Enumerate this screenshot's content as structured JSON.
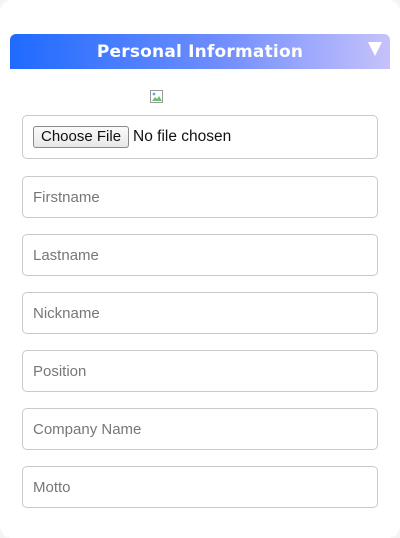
{
  "section": {
    "title": "Personal Information",
    "toggle_icon": "triangle-down-icon"
  },
  "avatar": {
    "icon": "broken-image-icon"
  },
  "file_upload": {
    "button_label": "Choose File",
    "status": "No file chosen"
  },
  "fields": {
    "firstname_placeholder": "Firstname",
    "lastname_placeholder": "Lastname",
    "nickname_placeholder": "Nickname",
    "position_placeholder": "Position",
    "company_placeholder": "Company Name",
    "motto_placeholder": "Motto"
  },
  "colors": {
    "header_gradient_start": "#1f6bff",
    "header_gradient_end": "#c6c2fb",
    "border": "#c9c9cf"
  }
}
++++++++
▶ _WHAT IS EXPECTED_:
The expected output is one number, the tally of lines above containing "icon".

▶ _ANSWER TO THE PROBLEM_:
2